Entries from a dataset of interfaces:
- - - - - - -

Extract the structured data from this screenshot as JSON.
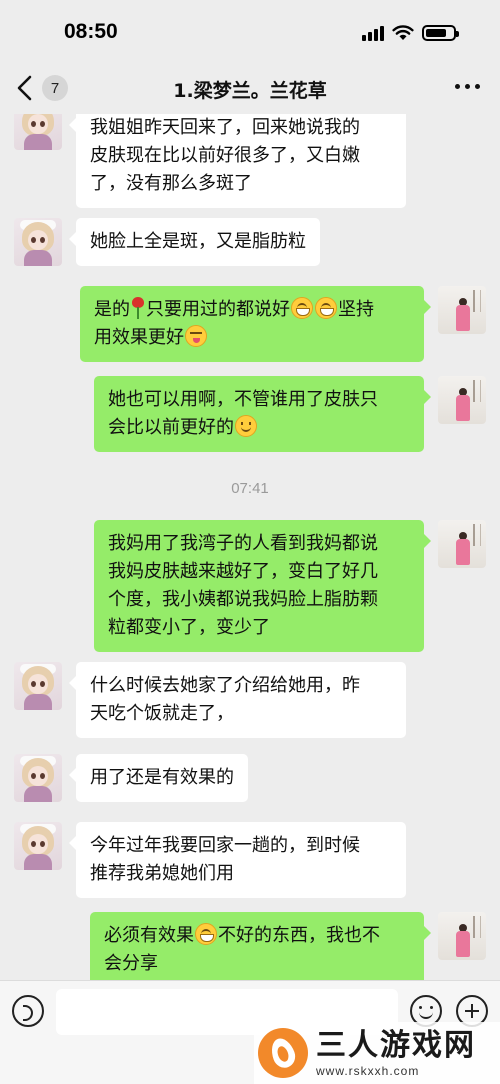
{
  "status_bar": {
    "time": "08:50"
  },
  "nav": {
    "unread_count": "7",
    "title": "1.梁梦兰。兰花草"
  },
  "timestamp": "07:41",
  "messages": [
    {
      "side": "left",
      "lines": [
        "我姐姐昨天回来了，回来她说我的",
        "皮肤现在比以前好很多了，又白嫩",
        "了，没有那么多斑了"
      ]
    },
    {
      "side": "left",
      "lines": [
        "她脸上全是斑，又是脂肪粒"
      ]
    },
    {
      "side": "right",
      "line1_a": "是的",
      "line1_b": "只要用过的都说好",
      "line1_c": "坚持",
      "line2_a": "用效果更好"
    },
    {
      "side": "right",
      "line1": "她也可以用啊，不管谁用了皮肤只",
      "line2_a": "会比以前更好的"
    },
    {
      "side": "right",
      "lines": [
        "我妈用了我湾子的人看到我妈都说",
        "我妈皮肤越来越好了，变白了好几",
        "个度，我小姨都说我妈脸上脂肪颗",
        "粒都变小了，变少了"
      ]
    },
    {
      "side": "left",
      "lines": [
        "什么时候去她家了介绍给她用，昨",
        "天吃个饭就走了，"
      ]
    },
    {
      "side": "left",
      "lines": [
        "用了还是有效果的"
      ]
    },
    {
      "side": "left",
      "lines": [
        "今年过年我要回家一趟的，到时候",
        "推荐我弟媳她们用"
      ]
    },
    {
      "side": "right",
      "line1_a": "必须有效果",
      "line1_b": "不好的东西，我也不",
      "line2": "会分享"
    }
  ],
  "input": {
    "placeholder": ""
  },
  "watermark": {
    "title": "三人游戏网",
    "url": "www.rskxxh.com"
  },
  "icons": {
    "back": "chevron-left-icon",
    "more": "more-dots-icon",
    "voice": "voice-icon",
    "emoji": "emoji-icon",
    "plus": "plus-icon",
    "signal": "signal-icon",
    "wifi": "wifi-icon",
    "battery": "battery-icon"
  },
  "colors": {
    "background": "#ededed",
    "bubble_self": "#95ec69",
    "bubble_other": "#ffffff"
  }
}
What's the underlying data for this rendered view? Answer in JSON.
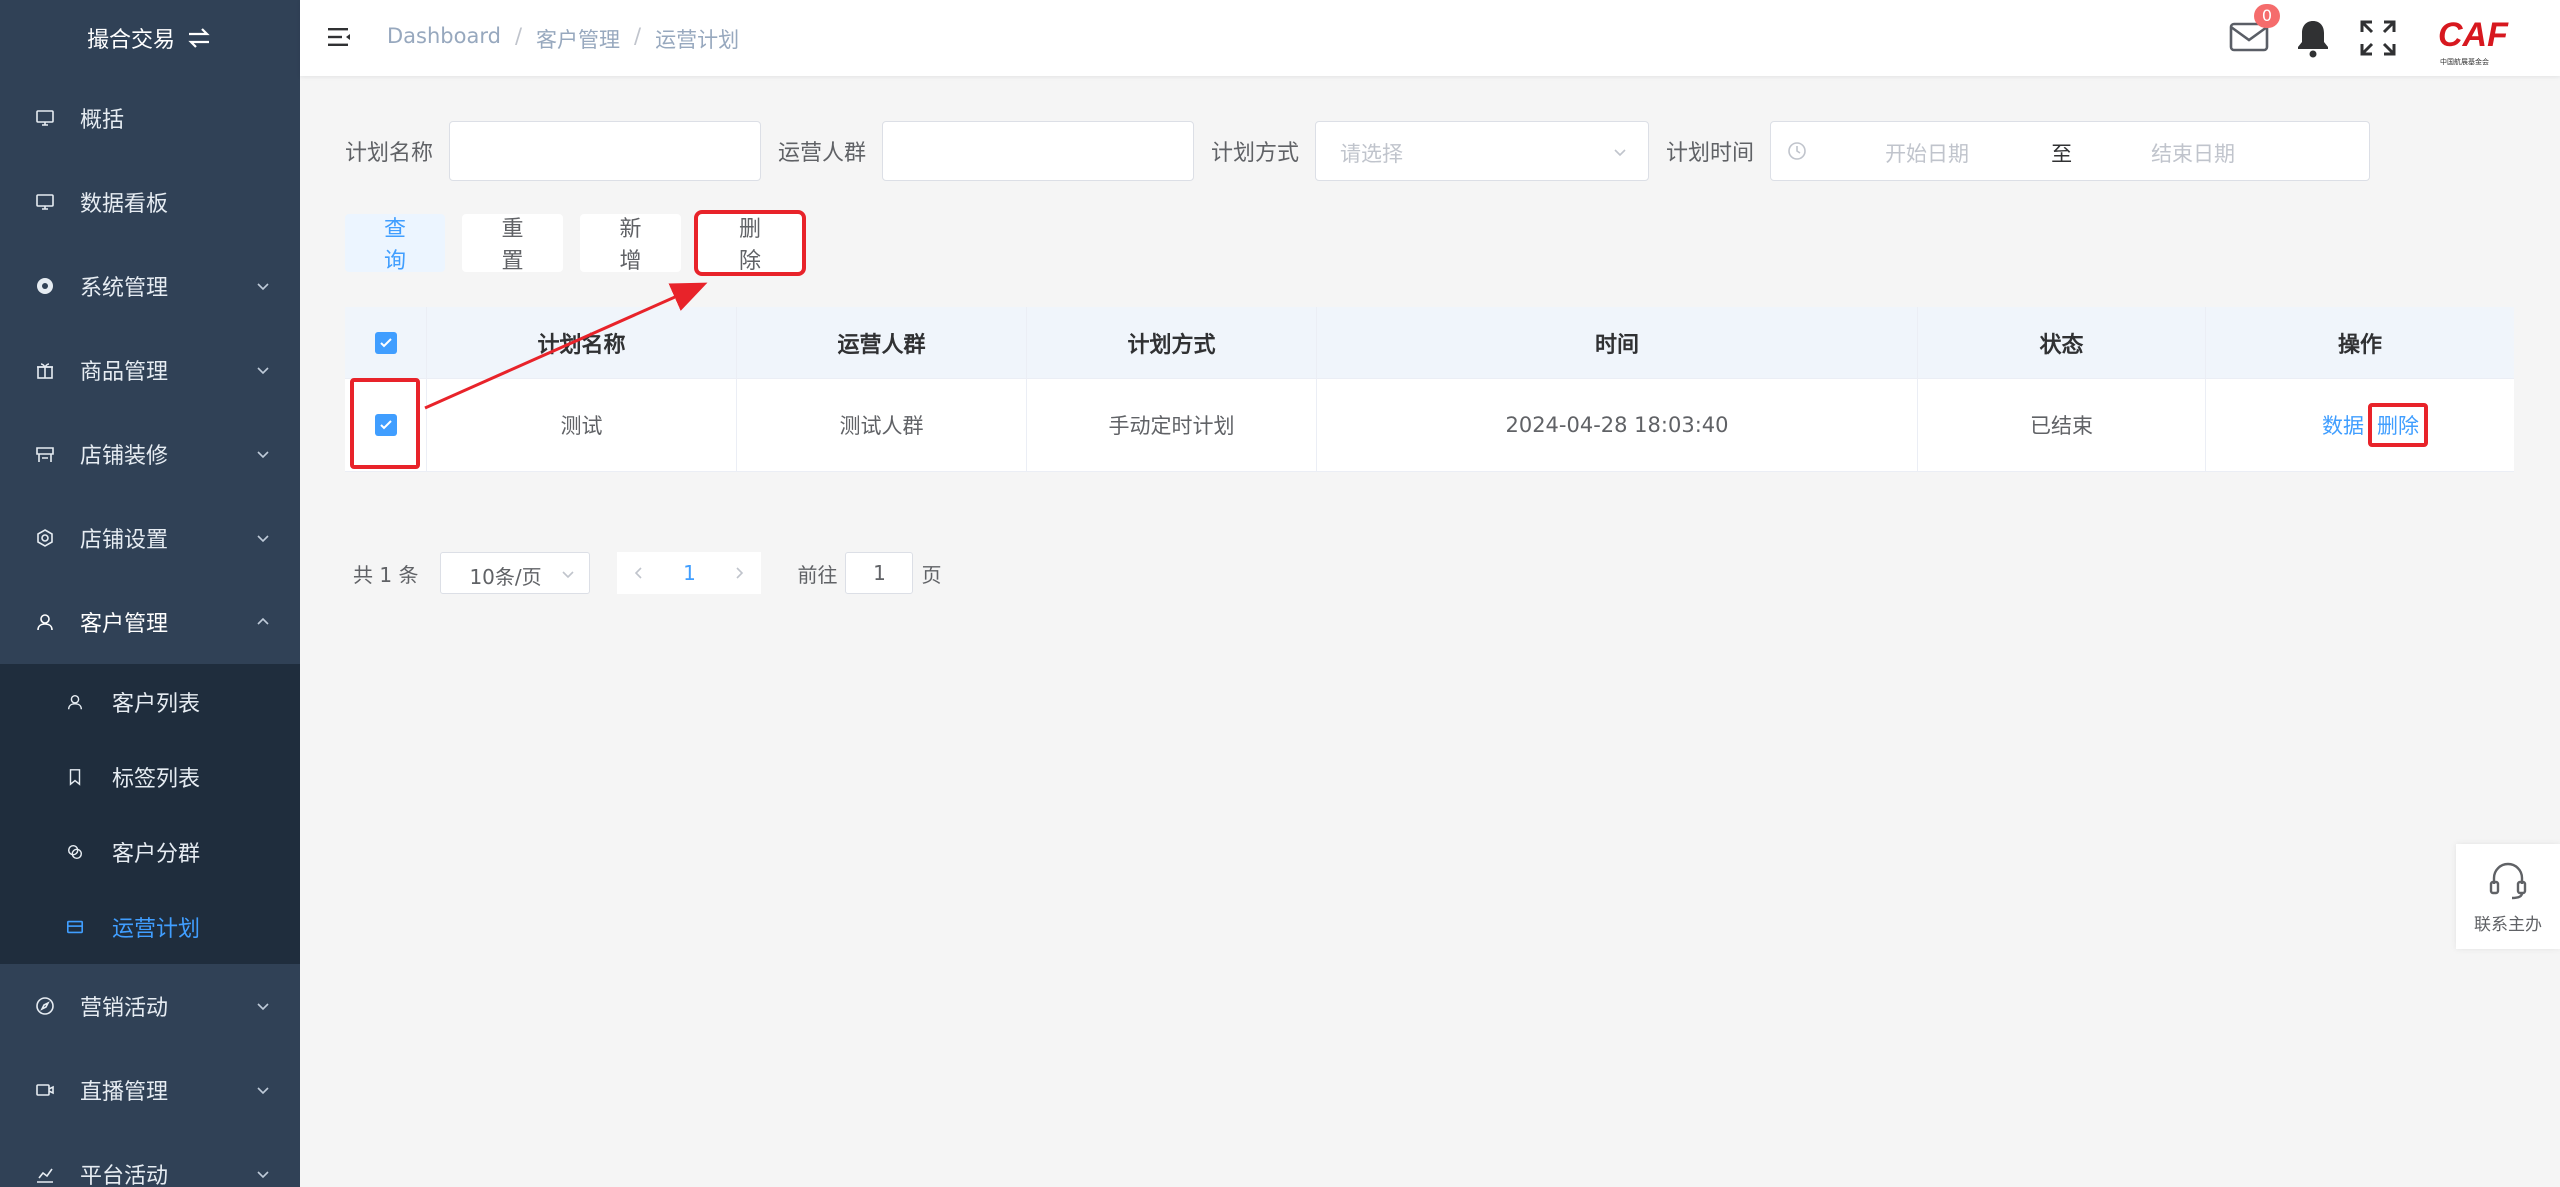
{
  "sidebar": {
    "brand": "撮合交易",
    "items": [
      {
        "label": "概括",
        "icon": "monitor-icon"
      },
      {
        "label": "数据看板",
        "icon": "monitor-icon"
      },
      {
        "label": "系统管理",
        "icon": "gear-circle-icon"
      },
      {
        "label": "商品管理",
        "icon": "gift-icon"
      },
      {
        "label": "店铺装修",
        "icon": "shop-icon"
      },
      {
        "label": "店铺设置",
        "icon": "settings-icon"
      },
      {
        "label": "客户管理",
        "icon": "user-icon"
      }
    ],
    "sub_items": [
      {
        "label": "客户列表",
        "icon": "user-icon"
      },
      {
        "label": "标签列表",
        "icon": "bookmark-icon"
      },
      {
        "label": "客户分群",
        "icon": "group-icon"
      },
      {
        "label": "运营计划",
        "icon": "card-icon"
      }
    ],
    "items_after": [
      {
        "label": "营销活动",
        "icon": "compass-icon"
      },
      {
        "label": "直播管理",
        "icon": "camera-icon"
      },
      {
        "label": "平台活动",
        "icon": "chart-icon"
      }
    ]
  },
  "header": {
    "breadcrumb": [
      "Dashboard",
      "客户管理",
      "运营计划"
    ],
    "mail_badge": "0",
    "logo_text": "CAF",
    "logo_sub": "中国航展基金会"
  },
  "filters": {
    "plan_name_label": "计划名称",
    "crowd_label": "运营人群",
    "method_label": "计划方式",
    "method_placeholder": "请选择",
    "time_label": "计划时间",
    "start_placeholder": "开始日期",
    "range_sep": "至",
    "end_placeholder": "结束日期"
  },
  "buttons": {
    "query": "查询",
    "reset": "重置",
    "add": "新增",
    "delete": "删除"
  },
  "table": {
    "columns": [
      "计划名称",
      "运营人群",
      "计划方式",
      "时间",
      "状态",
      "操作"
    ],
    "rows": [
      {
        "name": "测试",
        "crowd": "测试人群",
        "method": "手动定时计划",
        "time": "2024-04-28 18:03:40",
        "status": "已结束",
        "op_data": "数据",
        "op_delete": "删除"
      }
    ]
  },
  "pagination": {
    "total": "共 1 条",
    "page_size": "10条/页",
    "current": "1",
    "goto_prefix": "前往",
    "goto_value": "1",
    "goto_suffix": "页"
  },
  "float_contact": "联系主办",
  "colors": {
    "sidebar_bg": "#304156",
    "submenu_bg": "#1f2d3d",
    "primary": "#409eff",
    "highlight_red": "#e8232a"
  }
}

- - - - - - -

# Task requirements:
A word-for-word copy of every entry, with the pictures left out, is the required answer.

# Response box:
Extract the structured data from this screenshot as JSON.
{
  "status_bar": {
    "time": "08:50"
  },
  "nav": {
    "unread_count": "7",
    "title": "1.梁梦兰。兰花草"
  },
  "timestamp": "07:41",
  "messages": [
    {
      "side": "left",
      "lines": [
        "我姐姐昨天回来了，回来她说我的",
        "皮肤现在比以前好很多了，又白嫩",
        "了，没有那么多斑了"
      ]
    },
    {
      "side": "left",
      "lines": [
        "她脸上全是斑，又是脂肪粒"
      ]
    },
    {
      "side": "right",
      "line1_a": "是的",
      "line1_b": "只要用过的都说好",
      "line1_c": "坚持",
      "line2_a": "用效果更好"
    },
    {
      "side": "right",
      "line1": "她也可以用啊，不管谁用了皮肤只",
      "line2_a": "会比以前更好的"
    },
    {
      "side": "right",
      "lines": [
        "我妈用了我湾子的人看到我妈都说",
        "我妈皮肤越来越好了，变白了好几",
        "个度，我小姨都说我妈脸上脂肪颗",
        "粒都变小了，变少了"
      ]
    },
    {
      "side": "left",
      "lines": [
        "什么时候去她家了介绍给她用，昨",
        "天吃个饭就走了，"
      ]
    },
    {
      "side": "left",
      "lines": [
        "用了还是有效果的"
      ]
    },
    {
      "side": "left",
      "lines": [
        "今年过年我要回家一趟的，到时候",
        "推荐我弟媳她们用"
      ]
    },
    {
      "side": "right",
      "line1_a": "必须有效果",
      "line1_b": "不好的东西，我也不",
      "line2": "会分享"
    }
  ],
  "input": {
    "placeholder": ""
  },
  "watermark": {
    "title": "三人游戏网",
    "url": "www.rskxxh.com"
  },
  "icons": {
    "back": "chevron-left-icon",
    "more": "more-dots-icon",
    "voice": "voice-icon",
    "emoji": "emoji-icon",
    "plus": "plus-icon",
    "signal": "signal-icon",
    "wifi": "wifi-icon",
    "battery": "battery-icon"
  },
  "colors": {
    "background": "#ededed",
    "bubble_self": "#95ec69",
    "bubble_other": "#ffffff"
  }
}
What's the underlying data for this rendered view? Answer in JSON.
{
  "sidebar": {
    "brand": "撮合交易",
    "items": [
      {
        "label": "概括",
        "icon": "monitor-icon"
      },
      {
        "label": "数据看板",
        "icon": "monitor-icon"
      },
      {
        "label": "系统管理",
        "icon": "gear-circle-icon"
      },
      {
        "label": "商品管理",
        "icon": "gift-icon"
      },
      {
        "label": "店铺装修",
        "icon": "shop-icon"
      },
      {
        "label": "店铺设置",
        "icon": "settings-icon"
      },
      {
        "label": "客户管理",
        "icon": "user-icon"
      }
    ],
    "sub_items": [
      {
        "label": "客户列表",
        "icon": "user-icon"
      },
      {
        "label": "标签列表",
        "icon": "bookmark-icon"
      },
      {
        "label": "客户分群",
        "icon": "group-icon"
      },
      {
        "label": "运营计划",
        "icon": "card-icon"
      }
    ],
    "items_after": [
      {
        "label": "营销活动",
        "icon": "compass-icon"
      },
      {
        "label": "直播管理",
        "icon": "camera-icon"
      },
      {
        "label": "平台活动",
        "icon": "chart-icon"
      }
    ]
  },
  "header": {
    "breadcrumb": [
      "Dashboard",
      "客户管理",
      "运营计划"
    ],
    "mail_badge": "0",
    "logo_text": "CAF",
    "logo_sub": "中国航展基金会"
  },
  "filters": {
    "plan_name_label": "计划名称",
    "crowd_label": "运营人群",
    "method_label": "计划方式",
    "method_placeholder": "请选择",
    "time_label": "计划时间",
    "start_placeholder": "开始日期",
    "range_sep": "至",
    "end_placeholder": "结束日期"
  },
  "buttons": {
    "query": "查询",
    "reset": "重置",
    "add": "新增",
    "delete": "删除"
  },
  "table": {
    "columns": [
      "计划名称",
      "运营人群",
      "计划方式",
      "时间",
      "状态",
      "操作"
    ],
    "rows": [
      {
        "name": "测试",
        "crowd": "测试人群",
        "method": "手动定时计划",
        "time": "2024-04-28 18:03:40",
        "status": "已结束",
        "op_data": "数据",
        "op_delete": "删除"
      }
    ]
  },
  "pagination": {
    "total": "共 1 条",
    "page_size": "10条/页",
    "current": "1",
    "goto_prefix": "前往",
    "goto_value": "1",
    "goto_suffix": "页"
  },
  "float_contact": "联系主办",
  "colors": {
    "sidebar_bg": "#304156",
    "submenu_bg": "#1f2d3d",
    "primary": "#409eff",
    "highlight_red": "#e8232a"
  }
}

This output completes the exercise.